In the book I enjoyed the twists and turns that the characters take along their migratory paths criss-crossing the sub-continent as well as landing in the newly formed Pakistan and Bangladesh. Rushdie’s tales are deeply layered and I appreciate the history lesson one gets when reading a Rushdie novel. I love his choice of using magic realism because the genre allows him to pierce the mystical qualities of life to show how simple moments, like a child born at the stroke of midnight, can be the stuff of legends.

In the movie I enjoyed Canadian director Deepa Mehta’s intimacy in her choice of shots.
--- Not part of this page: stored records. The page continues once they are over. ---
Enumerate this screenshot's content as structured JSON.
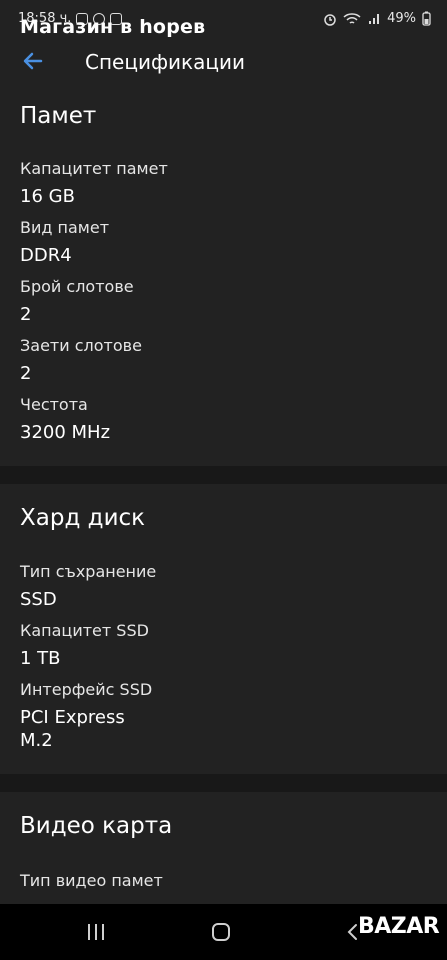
{
  "status": {
    "time": "18:58 ч.",
    "battery": "49%"
  },
  "header": {
    "shop_title": "Магазин в   hopeв   ",
    "back_label": "←",
    "title": "Спецификации"
  },
  "sections": [
    {
      "title": "Памет",
      "fields": [
        {
          "label": "Капацитет памет",
          "value": "16 GB"
        },
        {
          "label": "Вид памет",
          "value": "DDR4"
        },
        {
          "label": "Брой слотове",
          "value": "2"
        },
        {
          "label": "Заети слотове",
          "value": "2"
        },
        {
          "label": "Честота",
          "value": "3200 MHz"
        }
      ]
    },
    {
      "title": "Хард диск",
      "fields": [
        {
          "label": "Тип съхранение",
          "value": "SSD"
        },
        {
          "label": "Капацитет SSD",
          "value": "1 TB"
        },
        {
          "label": "Интерфейс SSD",
          "value": "PCI Express M.2"
        }
      ]
    },
    {
      "title": "Видео карта",
      "fields": [
        {
          "label": "Тип видео памет",
          "value": ""
        }
      ]
    }
  ],
  "watermark": "BAZAR",
  "colors": {
    "background": "#222222",
    "divider": "#181818",
    "accent": "#4a90e2",
    "navbar": "#000000"
  }
}
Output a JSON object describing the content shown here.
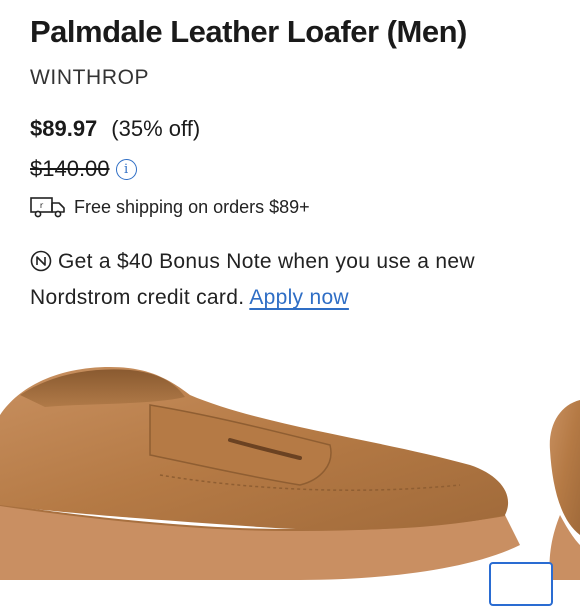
{
  "product": {
    "title": "Palmdale Leather Loafer (Men)",
    "brand": "WINTHROP"
  },
  "pricing": {
    "price": "$89.97",
    "discount": "(35% off)",
    "original_price": "$140.00"
  },
  "shipping": {
    "text": "Free shipping on orders $89+"
  },
  "promo": {
    "text": "Get a $40 Bonus Note when you use a new Nordstrom credit card.",
    "link_label": "Apply now"
  },
  "colors": {
    "link": "#2f6ec5",
    "shoe": "#b8804d",
    "sole": "#c98f62"
  },
  "icons": {
    "info": "info-icon",
    "shipping": "truck-icon",
    "promo": "nordstrom-note-icon"
  }
}
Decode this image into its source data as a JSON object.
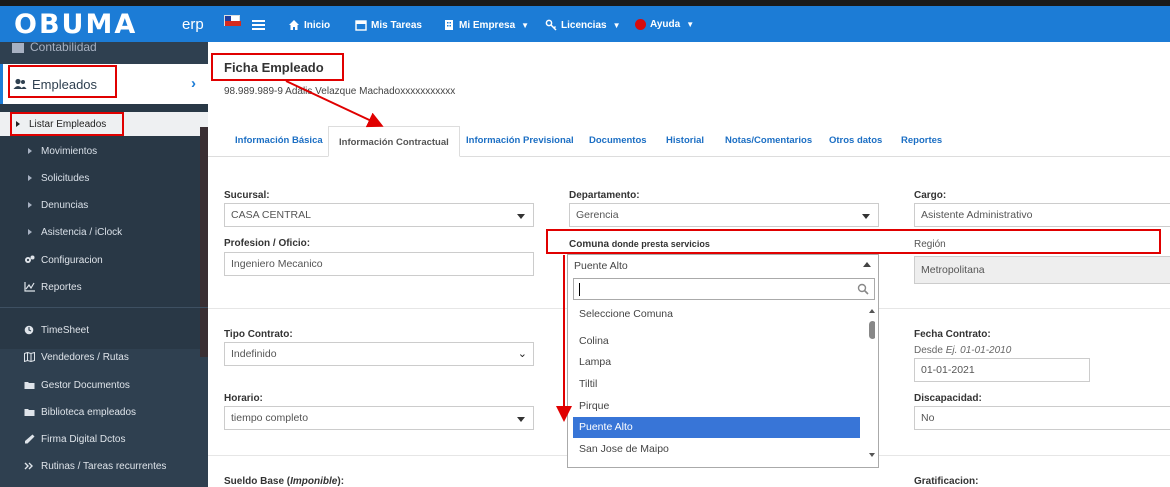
{
  "app": {
    "logo_text": "OBUMA",
    "logo_suffix": "erp"
  },
  "nav": {
    "items": [
      {
        "label": "Inicio",
        "icon": "home-icon"
      },
      {
        "label": "Mis Tareas",
        "icon": "calendar-icon"
      },
      {
        "label": "Mi Empresa",
        "icon": "building-icon"
      },
      {
        "label": "Licencias",
        "icon": "key-icon"
      },
      {
        "label": "Ayuda",
        "icon": "help-icon"
      }
    ]
  },
  "sidebar": {
    "prev_item": "Contabilidad",
    "active": "Empleados",
    "sub_items": [
      "Listar Empleados",
      "Movimientos",
      "Solicitudes",
      "Denuncias",
      "Asistencia / iClock"
    ],
    "main_items": [
      "Configuracion",
      "Reportes"
    ],
    "lower_items": [
      "TimeSheet",
      "Vendedores / Rutas",
      "Gestor Documentos",
      "Biblioteca empleados",
      "Firma Digital Dctos",
      "Rutinas / Tareas recurrentes"
    ]
  },
  "page": {
    "title": "Ficha Empleado",
    "subtitle": "98.989.989-9 Adalis Velazque Machadoxxxxxxxxxxx",
    "tabs": [
      "Información Básica",
      "Información Contractual",
      "Información Previsional",
      "Documentos",
      "Historial",
      "Notas/Comentarios",
      "Otros datos",
      "Reportes"
    ]
  },
  "form": {
    "sucursal_label": "Sucursal:",
    "sucursal_value": "CASA CENTRAL",
    "departamento_label": "Departamento:",
    "departamento_value": "Gerencia",
    "cargo_label": "Cargo:",
    "cargo_value": "Asistente Administrativo",
    "profesion_label": "Profesion / Oficio:",
    "profesion_value": "Ingeniero Mecanico",
    "comuna_label": "Comuna",
    "comuna_label_suffix": "donde presta servicios",
    "comuna_value": "Puente Alto",
    "region_label": "Región",
    "region_value": "Metropolitana",
    "tipo_contrato_label": "Tipo Contrato:",
    "tipo_contrato_value": "Indefinido",
    "fecha_contrato_label": "Fecha Contrato:",
    "fecha_hint_prefix": "Desde",
    "fecha_hint_example": "Ej. 01-01-2010",
    "fecha_contrato_value": "01-01-2021",
    "horario_label": "Horario:",
    "horario_value": "tiempo completo",
    "discapacidad_label": "Discapacidad:",
    "discapacidad_value": "No",
    "sueldo_label": "Sueldo Base (",
    "sueldo_label_em": "Imponible",
    "sueldo_label_end": "):",
    "gratificacion_label": "Gratificacion:"
  },
  "comuna_dropdown": {
    "search_value": "",
    "options": [
      "Seleccione Comuna",
      "Colina",
      "Lampa",
      "Tiltil",
      "Pirque",
      "Puente Alto",
      "San Jose de Maipo"
    ],
    "highlighted": "Puente Alto"
  },
  "colors": {
    "brand": "#1c7cd6",
    "sidebar": "#2f4050",
    "annotation": "#e00000",
    "highlight": "#3875d7"
  }
}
She allowed us to get very close to the characters which added a warmth to them that I missed in the book because it was so densely packed with historical details.

The other special elements in the movie was the choice to use Rushdie as the narrator and voice of Saleem Sinai as well as the moving musical score by the brilliant British composer Nitin Sawhney.

The book and the movie  each stand on their own but MIXED BAG MAG recommends treating yourself  to both. It is worth what you come away with – the idea that in the reality of each of our lives lies the potential of magic and the elements that myths are made of.

Visit the Midnight’s Children website, follow along on Facebook and twitter  @midnightsmovie #MidnightsChildren.

For Toronto screen times visit Cinema Clock!